Scholarship pots… a phrase I learned a long time ago from potter, Mark Shapiro. It’s something we all do maybe without realizing it. Our mugs are in the $30 price range ( if they are simple with not much ornamentation.) Yet a bowl which is much quicker to make is sold for a higher price… perceived value. The mug is on scholarship. The bowl is making up for the loss we take on the mug. Why do we sell the mug for less money than we need to make? Because people are not willing to spend what it is worth. Maybe because it is something that is used everyday, it is pushed around, put in a microwave, in a dishwasher, and I really don’t think people want to risk breaking an expensive piece of pottery for something that is used in such a casual way. So we continue to under price our mugs, because we love to make them, they challenge us, they are fun to do, and it brings people into our world of pottery. For some of us it is our best seller, and gallery owners know it too… just look at the popularity of “Cup Shows”!
Well during our pottery pricing game some of us brought mugs. Two members who do a lot of decoration on their mugs priced them at $50 and $60. Many of us of course wrote on the paper $30-$45. Then they explained the work that went into it. One potter said she wanted no less than $40 from a cup show she was in. So the gallery owner priced them at $80, she sold all of them… huh, whatdaya know!
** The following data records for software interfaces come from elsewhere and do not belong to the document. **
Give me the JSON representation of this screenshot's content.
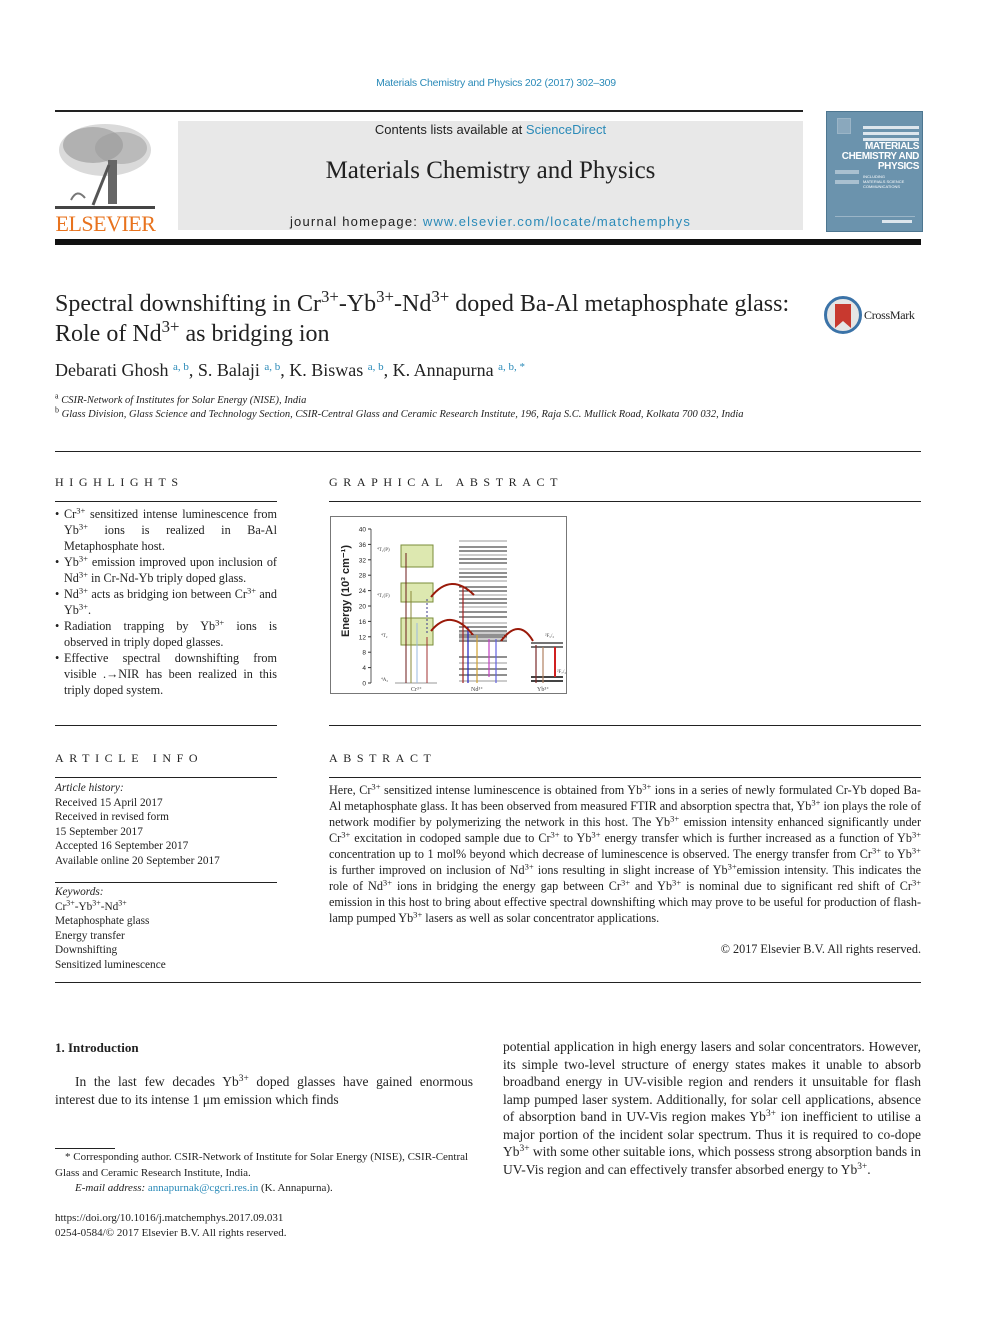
{
  "header": {
    "citation": "Materials Chemistry and Physics 202 (2017) 302–309",
    "contents_prefix": "Contents lists available at ",
    "contents_link": "ScienceDirect",
    "journal_title": "Materials Chemistry and Physics",
    "homepage_prefix": "journal homepage: ",
    "homepage_link": "www.elsevier.com/locate/matchemphys",
    "publisher_logo_text": "ELSEVIER",
    "cover": {
      "line1": "MATERIALS",
      "line2": "CHEMISTRY AND",
      "line3": "PHYSICS",
      "sub1": "INCLUDING",
      "sub2": "MATERIALS SCIENCE",
      "sub3": "COMMUNICATIONS"
    },
    "crossmark_label": "CrossMark"
  },
  "article": {
    "title_parts": [
      "Spectral downshifting in Cr",
      "3+",
      "-Yb",
      "3+",
      "-Nd",
      "3+",
      " doped Ba-Al metaphosphate glass: Role of Nd",
      "3+",
      " as bridging ion"
    ],
    "authors": [
      {
        "name": "Debarati Ghosh",
        "aff": "a, b"
      },
      {
        "name": "S. Balaji",
        "aff": "a, b"
      },
      {
        "name": "K. Biswas",
        "aff": "a, b"
      },
      {
        "name": "K. Annapurna",
        "aff": "a, b, *"
      }
    ],
    "affiliations": [
      {
        "mark": "a",
        "text": "CSIR-Network of Institutes for Solar Energy (NISE), India"
      },
      {
        "mark": "b",
        "text": "Glass Division, Glass Science and Technology Section, CSIR-Central Glass and Ceramic Research Institute, 196, Raja S.C. Mullick Road, Kolkata 700 032, India"
      }
    ]
  },
  "highlights": {
    "heading": "HIGHLIGHTS",
    "bullet": "•",
    "items": [
      [
        "Cr",
        "3+",
        " sensitized intense luminescence from Yb",
        "3+",
        " ions is realized in Ba-Al Metaphosphate host."
      ],
      [
        "Yb",
        "3+",
        " emission improved upon inclusion of Nd",
        "3+",
        " in Cr-Nd-Yb triply doped glass."
      ],
      [
        "Nd",
        "3+",
        " acts as bridging ion between Cr",
        "3+",
        " and Yb",
        "3+",
        "."
      ],
      [
        "Radiation trapping by Yb",
        "3+",
        " ions is observed in triply doped glasses."
      ],
      [
        "Effective spectral downshifting from visible .→NIR has been realized in this triply doped system."
      ]
    ]
  },
  "graphical_abstract": {
    "heading": "GRAPHICAL ABSTRACT",
    "y_label": "Energy (10³ cm⁻¹)",
    "y_ticks": [
      "0",
      "4",
      "8",
      "12",
      "16",
      "20",
      "24",
      "28",
      "32",
      "36",
      "40"
    ],
    "ions": [
      "Cr³⁺",
      "Nd³⁺",
      "Yb³⁺"
    ],
    "cr_levels": [
      "⁴T₁(P)",
      "⁴T₁(F)",
      "⁴T₂",
      "⁴A₂"
    ],
    "yb_levels": [
      "²F₅/₂",
      "²F₇/₂"
    ]
  },
  "article_info": {
    "heading": "ARTICLE INFO",
    "history_label": "Article history:",
    "history": [
      "Received 15 April 2017",
      "Received in revised form",
      "15 September 2017",
      "Accepted 16 September 2017",
      "Available online 20 September 2017"
    ],
    "keywords_label": "Keywords:",
    "keywords_first": [
      "Cr",
      "3+",
      "-Yb",
      "3+",
      "-Nd",
      "3+"
    ],
    "keywords": [
      "Metaphosphate glass",
      "Energy transfer",
      "Downshifting",
      "Sensitized luminescence"
    ]
  },
  "abstract": {
    "heading": "ABSTRACT",
    "parts": [
      "Here, Cr",
      "3+",
      " sensitized intense luminescence is obtained from Yb",
      "3+",
      " ions in a series of newly formulated Cr-Yb doped Ba-Al metaphosphate glass. It has been observed from measured FTIR and absorption spectra that, Yb",
      "3+",
      " ion plays the role of network modifier by polymerizing the network in this host. The Yb",
      "3+",
      " emission intensity enhanced significantly under Cr",
      "3+",
      " excitation in codoped sample due to Cr",
      "3+",
      " to Yb",
      "3+",
      " energy transfer which is further increased as a function of Yb",
      "3+",
      " concentration up to 1 mol% beyond which decrease of luminescence is observed. The energy transfer from Cr",
      "3+",
      " to Yb",
      "3+",
      " is further improved on inclusion of Nd",
      "3+",
      " ions resulting in slight increase of Yb",
      "3+",
      "emission intensity. This indicates the role of Nd",
      "3+",
      " ions in bridging the energy gap between Cr",
      "3+",
      " and Yb",
      "3+",
      " is nominal due to significant red shift of Cr",
      "3+",
      " emission in this host to bring about effective spectral downshifting which may prove to be useful for production of flash-lamp pumped Yb",
      "3+",
      " lasers as well as solar concentrator applications."
    ],
    "copyright": "© 2017 Elsevier B.V. All rights reserved."
  },
  "introduction": {
    "heading": "1.  Introduction",
    "left_parts": [
      "In the last few decades Yb",
      "3+",
      " doped glasses have gained enormous interest due to its intense 1 μm emission which finds"
    ],
    "right_parts": [
      "potential application in high energy lasers and solar concentrators. However, its simple two-level structure of energy states makes it unable to absorb broadband energy in UV-visible region and renders it unsuitable for flash lamp pumped laser system. Additionally, for solar cell applications, absence of absorption band in UV-Vis region makes Yb",
      "3+",
      " ion inefficient to utilise a major portion of the incident solar spectrum. Thus it is required to co-dope Yb",
      "3+",
      " with some other suitable ions, which possess strong absorption bands in UV-Vis region and can effectively transfer absorbed energy to Yb",
      "3+",
      "."
    ]
  },
  "footnotes": {
    "corresponding": "* Corresponding author. CSIR-Network of Institute for Solar Energy (NISE), CSIR-Central Glass and Ceramic Research Institute, India.",
    "email_label": "E-mail address: ",
    "email": "annapurnak@cgcri.res.in",
    "email_suffix": " (K. Annapurna).",
    "doi": "https://doi.org/10.1016/j.matchemphys.2017.09.031",
    "issn": "0254-0584/© 2017 Elsevier B.V. All rights reserved."
  }
}
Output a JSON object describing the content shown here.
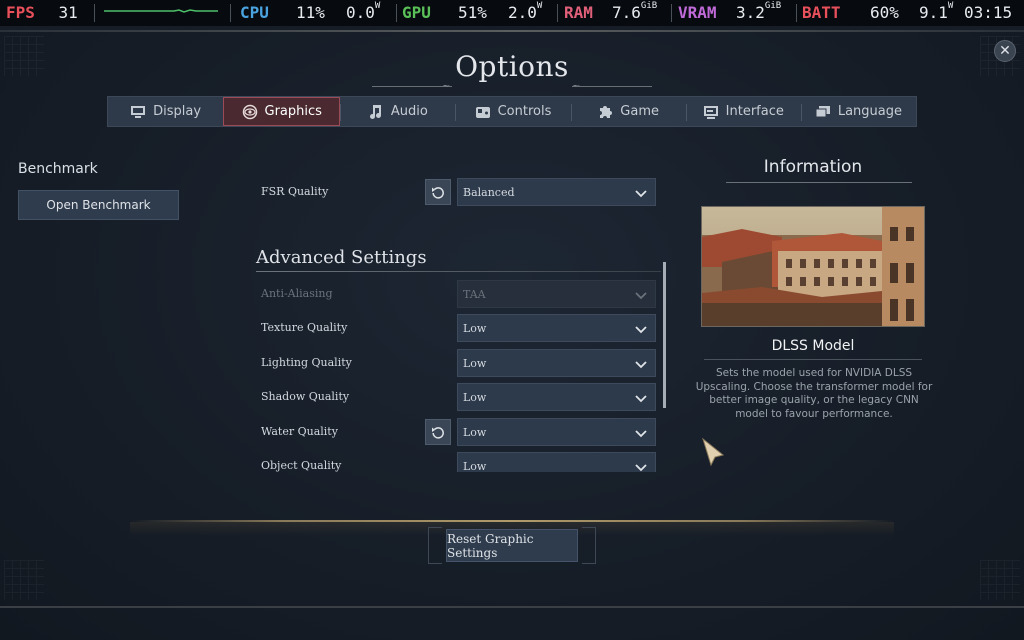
{
  "overlay": {
    "fps": {
      "label": "FPS",
      "value": "31",
      "color": "#e8505b"
    },
    "cpu": {
      "label": "CPU",
      "usage": "11%",
      "power": "0.0",
      "power_unit": "W",
      "color": "#4aa3df"
    },
    "gpu": {
      "label": "GPU",
      "usage": "51%",
      "power": "2.0",
      "power_unit": "W",
      "color": "#59c157"
    },
    "ram": {
      "label": "RAM",
      "value": "7.6",
      "unit": "GiB",
      "color": "#e0607a"
    },
    "vram": {
      "label": "VRAM",
      "value": "3.2",
      "unit": "GiB",
      "color": "#c06ad8"
    },
    "batt": {
      "label": "BATT",
      "value": "60%",
      "power": "9.1",
      "power_unit": "W",
      "color": "#e8505b"
    },
    "clock": "03:15"
  },
  "window": {
    "title": "Options",
    "close_icon": "close-icon"
  },
  "tabs": [
    {
      "label": "Display",
      "icon": "monitor-icon",
      "active": false
    },
    {
      "label": "Graphics",
      "icon": "eye-icon",
      "active": true
    },
    {
      "label": "Audio",
      "icon": "music-note-icon",
      "active": false
    },
    {
      "label": "Controls",
      "icon": "gamepad-icon",
      "active": false
    },
    {
      "label": "Game",
      "icon": "puzzle-icon",
      "active": false
    },
    {
      "label": "Interface",
      "icon": "screen-icon",
      "active": false
    },
    {
      "label": "Language",
      "icon": "speech-icon",
      "active": false
    }
  ],
  "benchmark": {
    "title": "Benchmark",
    "button": "Open Benchmark"
  },
  "settings": {
    "fsr": {
      "label": "FSR Quality",
      "value": "Balanced"
    },
    "advanced_title": "Advanced Settings",
    "rows": [
      {
        "label": "Anti-Aliasing",
        "value": "TAA",
        "disabled": true
      },
      {
        "label": "Texture Quality",
        "value": "Low"
      },
      {
        "label": "Lighting Quality",
        "value": "Low"
      },
      {
        "label": "Shadow Quality",
        "value": "Low"
      },
      {
        "label": "Water Quality",
        "value": "Low",
        "has_reset": true
      },
      {
        "label": "Object Quality",
        "value": "Low"
      }
    ]
  },
  "info": {
    "title": "Information",
    "heading": "DLSS Model",
    "description": "Sets the model used for NVIDIA DLSS Upscaling. Choose the transformer model for better image quality, or the legacy CNN model to favour performance."
  },
  "footer": {
    "reset_button": "Reset Graphic Settings"
  }
}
Maybe our cups could sell for more to the right audience. Like I said in my last post… it was a real eye opener.
One potter learned that scale was what was affecting her low ball pricing that we all gave her. It was a beautiful, shino glazed oval serving bowl. She wanted $160 for it. Not one of us said over $90. Ouch! The conclusion we came to was that it was too small for that price. A little larger, would not take that much more effort, and would garner a higher price.
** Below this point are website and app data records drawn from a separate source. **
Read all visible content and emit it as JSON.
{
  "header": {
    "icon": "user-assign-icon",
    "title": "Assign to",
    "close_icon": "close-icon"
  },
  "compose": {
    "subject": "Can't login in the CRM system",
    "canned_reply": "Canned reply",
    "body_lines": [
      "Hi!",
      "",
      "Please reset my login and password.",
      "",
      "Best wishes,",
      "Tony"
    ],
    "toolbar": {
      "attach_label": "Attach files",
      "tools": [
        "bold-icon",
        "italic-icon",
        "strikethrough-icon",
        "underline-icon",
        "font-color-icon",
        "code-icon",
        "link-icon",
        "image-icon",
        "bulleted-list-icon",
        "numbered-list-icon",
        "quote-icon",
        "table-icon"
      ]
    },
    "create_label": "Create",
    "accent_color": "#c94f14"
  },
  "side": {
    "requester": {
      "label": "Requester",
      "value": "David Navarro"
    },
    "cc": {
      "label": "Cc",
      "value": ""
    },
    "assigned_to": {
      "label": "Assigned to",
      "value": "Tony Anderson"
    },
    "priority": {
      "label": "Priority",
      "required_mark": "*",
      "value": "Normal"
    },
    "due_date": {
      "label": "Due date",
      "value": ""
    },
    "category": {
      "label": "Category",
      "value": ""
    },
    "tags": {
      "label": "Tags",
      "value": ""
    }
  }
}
One of the other insights for me was age. A couple of the potters in the group are no longer full-time potters, but are part of the fabric of our original membership, and they still love to come to our meetings. (A requirement to be in the guild is that you are a full-time professional potter.) One of the older members does a couple of shows on the Cape in the summer. She brought a little beauty of a creamer, decorated, and faceted. She only charges $25 for it. Our pricing was $38-60 for it. She said she sells a lot of them, but I think realized, she can jump up that price to $35 at least, and still sell as many. I really think that some of the older potters, part timers, are keeping their pricing at the 1980 prices, sadly.
One of the other things that became clear at pricing game was self-worth, or a thinking that people can’t afford a certain price because you yourself could not afford that price. (On that note, not all people have potter’s salaries) I think we all have to be comfortable with the price we sell our pots for, but at the same time be aware that we are not undercutting other potters who are doing similar functional work.
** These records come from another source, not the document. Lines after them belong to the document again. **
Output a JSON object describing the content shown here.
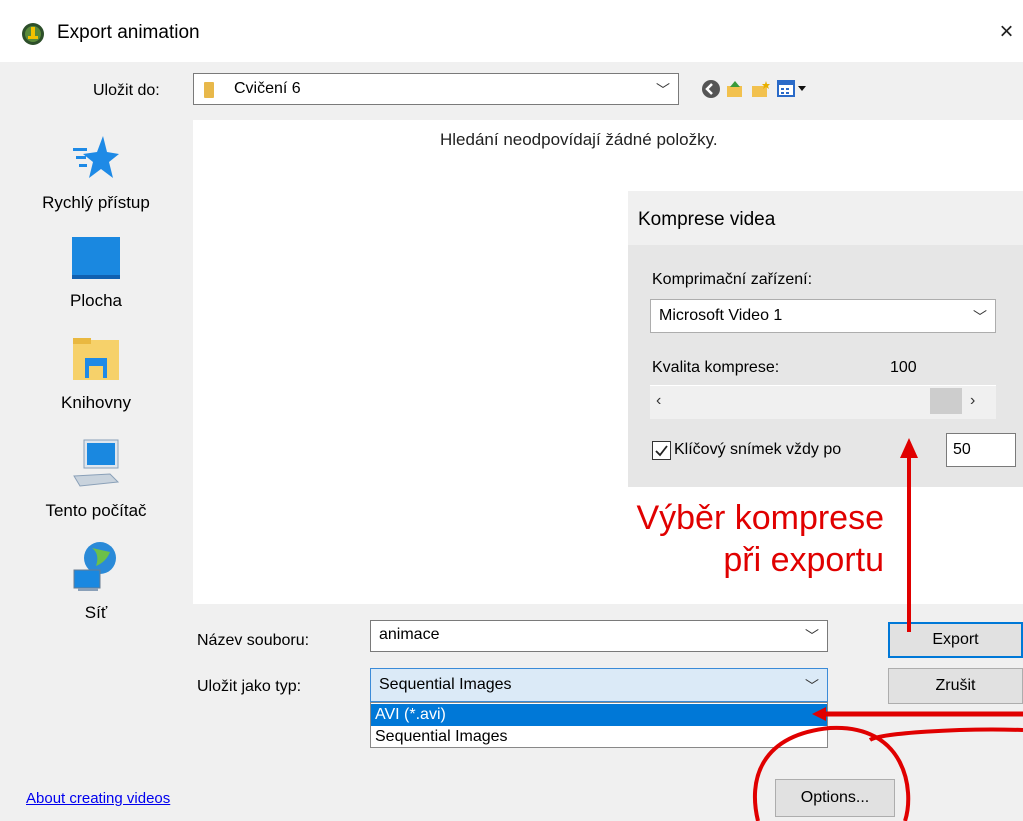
{
  "window": {
    "title": "Export animation",
    "close_glyph": "×"
  },
  "lookin": {
    "label": "Uložit do:",
    "value": "Cvičení 6"
  },
  "toolbar_icons": [
    "back-icon",
    "up-folder-icon",
    "new-folder-icon",
    "view-menu-icon"
  ],
  "places": [
    {
      "label": "Rychlý přístup",
      "icon": "quick-access-star-icon"
    },
    {
      "label": "Plocha",
      "icon": "desktop-icon"
    },
    {
      "label": "Knihovny",
      "icon": "libraries-icon"
    },
    {
      "label": "Tento počítač",
      "icon": "this-pc-icon"
    },
    {
      "label": "Síť",
      "icon": "network-icon"
    }
  ],
  "filelist": {
    "empty_message": "Hledání neodpovídají žádné položky."
  },
  "compression": {
    "title": "Komprese videa",
    "device_label": "Komprimační zařízení:",
    "device_value": "Microsoft Video 1",
    "quality_label": "Kvalita komprese:",
    "quality_value": "100",
    "keyframe_label": "Klíčový snímek vždy po",
    "keyframe_checked": true,
    "keyframe_value": "50"
  },
  "annotation": {
    "line1": "Výběr komprese",
    "line2": "při exportu",
    "color": "#e00000"
  },
  "form": {
    "filename_label": "Název souboru:",
    "filename_value": "animace",
    "filetype_label": "Uložit jako typ:",
    "filetype_value": "Sequential Images",
    "filetype_options": [
      "AVI (*.avi)",
      "Sequential Images"
    ],
    "filetype_highlighted": "AVI (*.avi)"
  },
  "buttons": {
    "export": "Export",
    "cancel": "Zrušit",
    "options": "Options..."
  },
  "links": {
    "about": "About creating videos"
  },
  "colors": {
    "accent": "#0078d7",
    "annotation_red": "#e00000",
    "dialog_bg": "#f0f0f0"
  }
}
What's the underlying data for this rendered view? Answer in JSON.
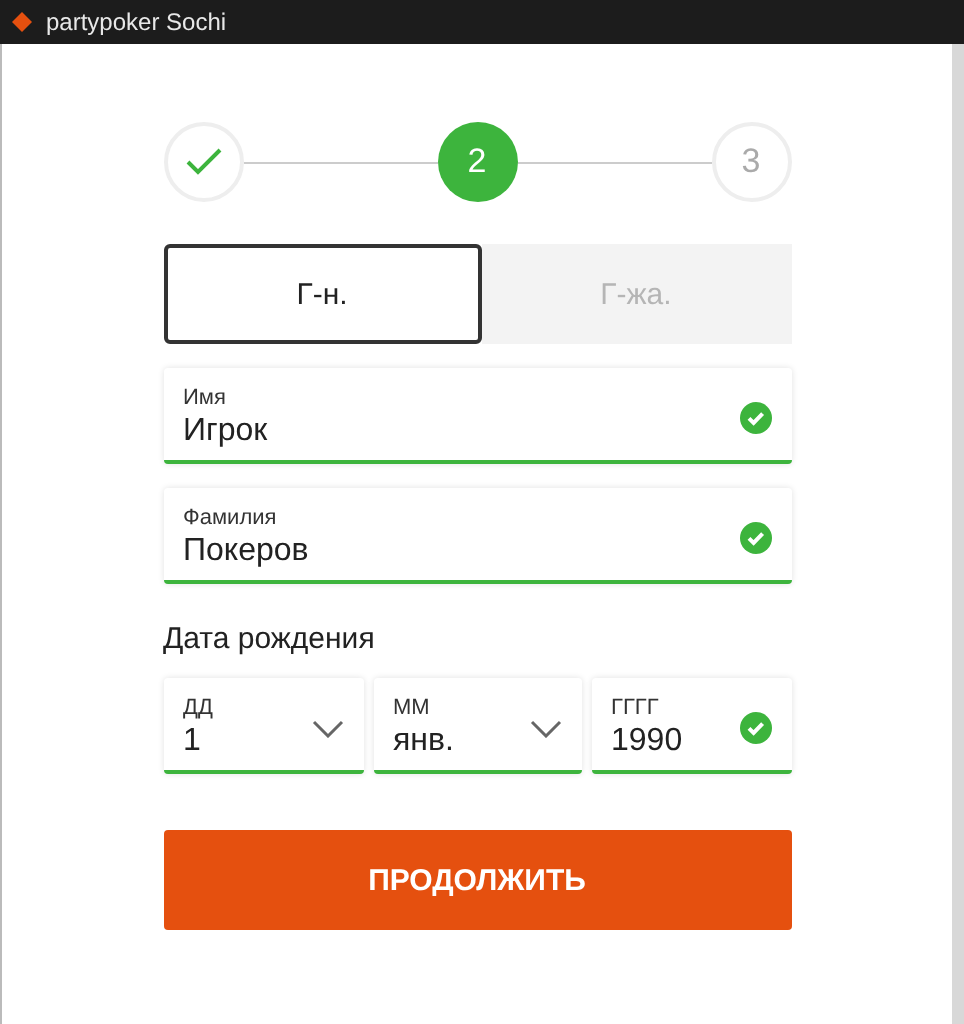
{
  "window": {
    "title": "partypoker Sochi"
  },
  "steps": [
    {
      "kind": "done"
    },
    {
      "kind": "current",
      "label": "2"
    },
    {
      "kind": "upcoming",
      "label": "3"
    }
  ],
  "gender_tabs": [
    {
      "label": "Г-н.",
      "selected": true
    },
    {
      "label": "Г-жа.",
      "selected": false
    }
  ],
  "name_fields": [
    {
      "label": "Имя",
      "value": "Игрок",
      "valid": true
    },
    {
      "label": "Фамилия",
      "value": "Покеров",
      "valid": true
    }
  ],
  "birth_date": {
    "title": "Дата рождения",
    "fields": [
      {
        "kind": "select",
        "label": "ДД",
        "value": "1",
        "valid": false
      },
      {
        "kind": "select",
        "label": "ММ",
        "value": "янв.",
        "valid": false
      },
      {
        "kind": "input",
        "label": "ГГГГ",
        "value": "1990",
        "valid": true
      }
    ]
  },
  "continue_button": "ПРОДОЛЖИТЬ"
}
Oh so much to think about!
Here some of the members holding their pots at our meeting. We total 44 members, usually 15 – 20 make it to meetings. We had a special guest, Matt Sovjani from Japan at our meeting. Matt (in the grey upfront right) is staying here in the valley with family until things ease up in Japan.